WORK TASK:
What you give back should match the entries below character for character.

*** DATASET CONTENT

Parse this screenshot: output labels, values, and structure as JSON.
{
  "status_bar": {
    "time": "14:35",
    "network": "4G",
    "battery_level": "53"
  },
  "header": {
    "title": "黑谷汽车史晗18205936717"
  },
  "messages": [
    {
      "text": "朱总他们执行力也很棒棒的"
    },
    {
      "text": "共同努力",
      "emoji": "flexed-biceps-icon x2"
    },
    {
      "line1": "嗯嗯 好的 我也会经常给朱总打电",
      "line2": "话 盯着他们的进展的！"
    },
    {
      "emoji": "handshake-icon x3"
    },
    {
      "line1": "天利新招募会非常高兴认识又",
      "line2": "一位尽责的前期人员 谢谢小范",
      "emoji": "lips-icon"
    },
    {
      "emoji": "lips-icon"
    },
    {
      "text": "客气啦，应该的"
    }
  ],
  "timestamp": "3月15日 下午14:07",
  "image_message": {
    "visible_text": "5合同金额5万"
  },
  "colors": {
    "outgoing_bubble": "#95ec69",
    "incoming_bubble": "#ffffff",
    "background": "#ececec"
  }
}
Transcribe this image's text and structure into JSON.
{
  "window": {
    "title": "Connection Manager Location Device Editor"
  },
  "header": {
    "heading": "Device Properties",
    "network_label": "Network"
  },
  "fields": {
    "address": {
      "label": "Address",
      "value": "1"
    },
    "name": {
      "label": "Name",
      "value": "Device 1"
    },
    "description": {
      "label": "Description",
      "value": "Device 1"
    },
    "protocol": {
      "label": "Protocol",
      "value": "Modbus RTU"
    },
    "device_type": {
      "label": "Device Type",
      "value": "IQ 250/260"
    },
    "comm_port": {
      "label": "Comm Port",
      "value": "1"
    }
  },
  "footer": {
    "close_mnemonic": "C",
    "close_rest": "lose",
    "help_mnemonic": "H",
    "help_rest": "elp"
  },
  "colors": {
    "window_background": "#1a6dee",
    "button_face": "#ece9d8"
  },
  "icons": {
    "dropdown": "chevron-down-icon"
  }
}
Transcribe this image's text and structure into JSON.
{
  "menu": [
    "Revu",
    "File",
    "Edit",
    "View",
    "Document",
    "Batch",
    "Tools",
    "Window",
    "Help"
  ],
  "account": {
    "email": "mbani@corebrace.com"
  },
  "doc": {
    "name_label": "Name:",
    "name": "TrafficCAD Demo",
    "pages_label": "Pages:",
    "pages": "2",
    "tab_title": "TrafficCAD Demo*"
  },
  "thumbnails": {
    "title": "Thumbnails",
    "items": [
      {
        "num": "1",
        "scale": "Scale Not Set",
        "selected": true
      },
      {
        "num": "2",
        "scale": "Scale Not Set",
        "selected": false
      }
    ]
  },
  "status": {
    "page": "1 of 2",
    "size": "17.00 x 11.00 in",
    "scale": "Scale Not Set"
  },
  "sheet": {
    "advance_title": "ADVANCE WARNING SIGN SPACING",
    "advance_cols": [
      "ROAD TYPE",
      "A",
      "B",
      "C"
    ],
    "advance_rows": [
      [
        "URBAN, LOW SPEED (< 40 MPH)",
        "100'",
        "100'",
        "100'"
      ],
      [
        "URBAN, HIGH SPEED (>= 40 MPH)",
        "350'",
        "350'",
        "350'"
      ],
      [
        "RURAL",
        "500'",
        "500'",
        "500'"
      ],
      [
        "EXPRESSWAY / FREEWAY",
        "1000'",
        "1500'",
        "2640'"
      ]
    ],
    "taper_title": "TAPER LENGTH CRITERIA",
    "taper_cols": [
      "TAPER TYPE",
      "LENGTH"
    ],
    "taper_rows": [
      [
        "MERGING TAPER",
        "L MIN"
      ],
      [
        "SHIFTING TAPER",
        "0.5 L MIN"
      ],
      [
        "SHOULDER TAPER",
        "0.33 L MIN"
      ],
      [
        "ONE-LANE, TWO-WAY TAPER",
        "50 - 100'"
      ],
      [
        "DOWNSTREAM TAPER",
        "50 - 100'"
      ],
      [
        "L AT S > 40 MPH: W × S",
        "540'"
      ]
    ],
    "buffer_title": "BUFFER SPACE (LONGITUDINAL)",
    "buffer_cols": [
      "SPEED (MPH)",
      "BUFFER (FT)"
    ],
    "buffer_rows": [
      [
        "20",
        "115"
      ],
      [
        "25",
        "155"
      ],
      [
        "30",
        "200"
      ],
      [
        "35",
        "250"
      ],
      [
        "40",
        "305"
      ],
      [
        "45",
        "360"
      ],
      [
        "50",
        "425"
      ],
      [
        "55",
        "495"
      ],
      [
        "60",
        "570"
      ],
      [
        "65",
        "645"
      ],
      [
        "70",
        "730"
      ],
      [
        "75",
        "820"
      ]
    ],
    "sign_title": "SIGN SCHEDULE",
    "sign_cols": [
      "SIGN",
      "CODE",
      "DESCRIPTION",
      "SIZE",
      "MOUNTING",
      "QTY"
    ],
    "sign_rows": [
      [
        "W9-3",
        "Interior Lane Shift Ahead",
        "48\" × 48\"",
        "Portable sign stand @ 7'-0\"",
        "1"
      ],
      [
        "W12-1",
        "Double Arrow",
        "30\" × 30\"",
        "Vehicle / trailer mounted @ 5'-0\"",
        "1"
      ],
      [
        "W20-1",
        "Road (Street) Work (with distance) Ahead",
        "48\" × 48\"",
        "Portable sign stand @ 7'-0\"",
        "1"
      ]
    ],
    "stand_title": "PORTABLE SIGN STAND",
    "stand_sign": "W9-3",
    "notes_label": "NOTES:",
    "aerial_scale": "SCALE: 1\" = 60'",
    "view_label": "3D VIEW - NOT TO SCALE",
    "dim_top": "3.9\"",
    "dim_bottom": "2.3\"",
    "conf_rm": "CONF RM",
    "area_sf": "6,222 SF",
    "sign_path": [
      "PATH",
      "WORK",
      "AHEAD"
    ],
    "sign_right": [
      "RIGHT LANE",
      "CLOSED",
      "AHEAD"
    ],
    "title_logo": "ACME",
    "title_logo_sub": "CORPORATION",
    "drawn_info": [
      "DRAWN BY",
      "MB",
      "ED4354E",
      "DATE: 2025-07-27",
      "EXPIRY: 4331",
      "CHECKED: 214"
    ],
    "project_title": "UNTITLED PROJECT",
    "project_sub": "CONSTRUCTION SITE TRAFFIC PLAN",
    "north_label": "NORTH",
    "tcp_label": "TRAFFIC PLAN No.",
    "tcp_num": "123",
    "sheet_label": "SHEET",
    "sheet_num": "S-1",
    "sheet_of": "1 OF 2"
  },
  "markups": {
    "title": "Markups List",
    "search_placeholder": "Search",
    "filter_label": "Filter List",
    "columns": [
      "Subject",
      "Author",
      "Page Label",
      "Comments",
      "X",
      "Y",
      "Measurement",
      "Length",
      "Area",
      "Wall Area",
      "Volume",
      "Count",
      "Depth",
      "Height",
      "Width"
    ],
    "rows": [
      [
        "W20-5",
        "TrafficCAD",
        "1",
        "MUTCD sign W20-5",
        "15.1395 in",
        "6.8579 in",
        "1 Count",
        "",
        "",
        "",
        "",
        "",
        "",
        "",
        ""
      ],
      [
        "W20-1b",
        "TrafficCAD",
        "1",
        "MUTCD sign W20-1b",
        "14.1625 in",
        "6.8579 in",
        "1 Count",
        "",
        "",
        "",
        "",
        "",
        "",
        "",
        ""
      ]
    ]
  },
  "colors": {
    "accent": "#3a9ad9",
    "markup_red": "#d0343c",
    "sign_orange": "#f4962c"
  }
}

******

REPLY:
Parse this screenshot: output labels, values, and structure as JSON.
{
  "status_bar": {
    "time": "14:35",
    "network": "4G",
    "battery_level": "53"
  },
  "header": {
    "title": "黑谷汽车史晗18205936717"
  },
  "messages": [
    {
      "text": "朱总他们执行力也很棒棒的"
    },
    {
      "text": "共同努力",
      "emoji": "flexed-biceps-icon x2"
    },
    {
      "line1": "嗯嗯 好的 我也会经常给朱总打电",
      "line2": "话 盯着他们的进展的！"
    },
    {
      "emoji": "handshake-icon x3"
    },
    {
      "line1": "天利新招募会非常高兴认识又",
      "line2": "一位尽责的前期人员 谢谢小范",
      "emoji": "lips-icon"
    },
    {
      "emoji": "lips-icon"
    },
    {
      "text": "客气啦，应该的"
    }
  ],
  "timestamp": "3月15日 下午14:07",
  "image_message": {
    "visible_text": "5合同金额5万"
  },
  "colors": {
    "outgoing_bubble": "#95ec69",
    "incoming_bubble": "#ffffff",
    "background": "#ececec"
  }
}
Transcribe this image's text and structure into JSON.
{
  "window": {
    "title": "Connection Manager Location Device Editor"
  },
  "header": {
    "heading": "Device Properties",
    "network_label": "Network"
  },
  "fields": {
    "address": {
      "label": "Address",
      "value": "1"
    },
    "name": {
      "label": "Name",
      "value": "Device 1"
    },
    "description": {
      "label": "Description",
      "value": "Device 1"
    },
    "protocol": {
      "label": "Protocol",
      "value": "Modbus RTU"
    },
    "device_type": {
      "label": "Device Type",
      "value": "IQ 250/260"
    },
    "comm_port": {
      "label": "Comm Port",
      "value": "1"
    }
  },
  "footer": {
    "close_mnemonic": "C",
    "close_rest": "lose",
    "help_mnemonic": "H",
    "help_rest": "elp"
  },
  "colors": {
    "window_background": "#1a6dee",
    "button_face": "#ece9d8"
  },
  "icons": {
    "dropdown": "chevron-down-icon"
  }
}
Transcribe this image's text and structure into JSON.
{
  "menu": [
    "Revu",
    "File",
    "Edit",
    "View",
    "Document",
    "Batch",
    "Tools",
    "Window",
    "Help"
  ],
  "account": {
    "email": "mbani@corebrace.com"
  },
  "doc": {
    "name_label": "Name:",
    "name": "TrafficCAD Demo",
    "pages_label": "Pages:",
    "pages": "2",
    "tab_title": "TrafficCAD Demo*"
  },
  "thumbnails": {
    "title": "Thumbnails",
    "items": [
      {
        "num": "1",
        "scale": "Scale Not Set",
        "selected": true
      },
      {
        "num": "2",
        "scale": "Scale Not Set",
        "selected": false
      }
    ]
  },
  "status": {
    "page": "1 of 2",
    "size": "17.00 x 11.00 in",
    "scale": "Scale Not Set"
  },
  "sheet": {
    "advance_title": "ADVANCE WARNING SIGN SPACING",
    "advance_cols": [
      "ROAD TYPE",
      "A",
      "B",
      "C"
    ],
    "advance_rows": [
      [
        "URBAN, LOW SPEED (< 40 MPH)",
        "100'",
        "100'",
        "100'"
      ],
      [
        "URBAN, HIGH SPEED (>= 40 MPH)",
        "350'",
        "350'",
        "350'"
      ],
      [
        "RURAL",
        "500'",
        "500'",
        "500'"
      ],
      [
        "EXPRESSWAY / FREEWAY",
        "1000'",
        "1500'",
        "2640'"
      ]
    ],
    "taper_title": "TAPER LENGTH CRITERIA",
    "taper_cols": [
      "TAPER TYPE",
      "LENGTH"
    ],
    "taper_rows": [
      [
        "MERGING TAPER",
        "L MIN"
      ],
      [
        "SHIFTING TAPER",
        "0.5 L MIN"
      ],
      [
        "SHOULDER TAPER",
        "0.33 L MIN"
      ],
      [
        "ONE-LANE, TWO-WAY TAPER",
        "50 - 100'"
      ],
      [
        "DOWNSTREAM TAPER",
        "50 - 100'"
      ],
      [
        "L AT S > 40 MPH: W × S",
        "540'"
      ]
    ],
    "buffer_title": "BUFFER SPACE (LONGITUDINAL)",
    "buffer_cols": [
      "SPEED (MPH)",
      "BUFFER (FT)"
    ],
    "buffer_rows": [
      [
        "20",
        "115"
      ],
      [
        "25",
        "155"
      ],
      [
        "30",
        "200"
      ],
      [
        "35",
        "250"
      ],
      [
        "40",
        "305"
      ],
      [
        "45",
        "360"
      ],
      [
        "50",
        "425"
      ],
      [
        "55",
        "495"
      ],
      [
        "60",
        "570"
      ],
      [
        "65",
        "645"
      ],
      [
        "70",
        "730"
      ],
      [
        "75",
        "820"
      ]
    ],
    "sign_title": "SIGN SCHEDULE",
    "sign_cols": [
      "SIGN",
      "CODE",
      "DESCRIPTION",
      "SIZE",
      "MOUNTING",
      "QTY"
    ],
    "sign_rows": [
      [
        "W9-3",
        "Interior Lane Shift Ahead",
        "48\" × 48\"",
        "Portable sign stand @ 7'-0\"",
        "1"
      ],
      [
        "W12-1",
        "Double Arrow",
        "30\" × 30\"",
        "Vehicle / trailer mounted @ 5'-0\"",
        "1"
      ],
      [
        "W20-1",
        "Road (Street) Work (with distance) Ahead",
        "48\" × 48\"",
        "Portable sign stand @ 7'-0\"",
        "1"
      ]
    ],
    "stand_title": "PORTABLE SIGN STAND",
    "stand_sign": "W9-3",
    "notes_label": "NOTES:",
    "aerial_scale": "SCALE: 1\" = 60'",
    "view_label": "3D VIEW - NOT TO SCALE",
    "dim_top": "3.9\"",
    "dim_bottom": "2.3\"",
    "conf_rm": "CONF RM",
    "area_sf": "6,222 SF",
    "sign_path": [
      "PATH",
      "WORK",
      "AHEAD"
    ],
    "sign_right": [
      "RIGHT LANE",
      "CLOSED",
      "AHEAD"
    ],
    "title_logo": "ACME",
    "title_logo_sub": "CORPORATION",
    "drawn_info": [
      "DRAWN BY",
      "MB",
      "ED4354E",
      "DATE: 2025-07-27",
      "EXPIRY: 4331",
      "CHECKED: 214"
    ],
    "project_title": "UNTITLED PROJECT",
    "project_sub": "CONSTRUCTION SITE TRAFFIC PLAN",
    "north_label": "NORTH",
    "tcp_label": "TRAFFIC PLAN No.",
    "tcp_num": "123",
    "sheet_label": "SHEET",
    "sheet_num": "S-1",
    "sheet_of": "1 OF 2"
  },
  "markups": {
    "title": "Markups List",
    "search_placeholder": "Search",
    "filter_label": "Filter List",
    "columns": [
      "Subject",
      "Author",
      "Page Label",
      "Comments",
      "X",
      "Y",
      "Measurement",
      "Length",
      "Area",
      "Wall Area",
      "Volume",
      "Count",
      "Depth",
      "Height",
      "Width"
    ],
    "rows": [
      [
        "W20-5",
        "TrafficCAD",
        "1",
        "MUTCD sign W20-5",
        "15.1395 in",
        "6.8579 in",
        "1 Count",
        "",
        "",
        "",
        "",
        "",
        "",
        "",
        ""
      ],
      [
        "W20-1b",
        "TrafficCAD",
        "1",
        "MUTCD sign W20-1b",
        "14.1625 in",
        "6.8579 in",
        "1 Count",
        "",
        "",
        "",
        "",
        "",
        "",
        "",
        ""
      ]
    ]
  },
  "colors": {
    "accent": "#3a9ad9",
    "markup_red": "#d0343c",
    "sign_orange": "#f4962c"
  }
}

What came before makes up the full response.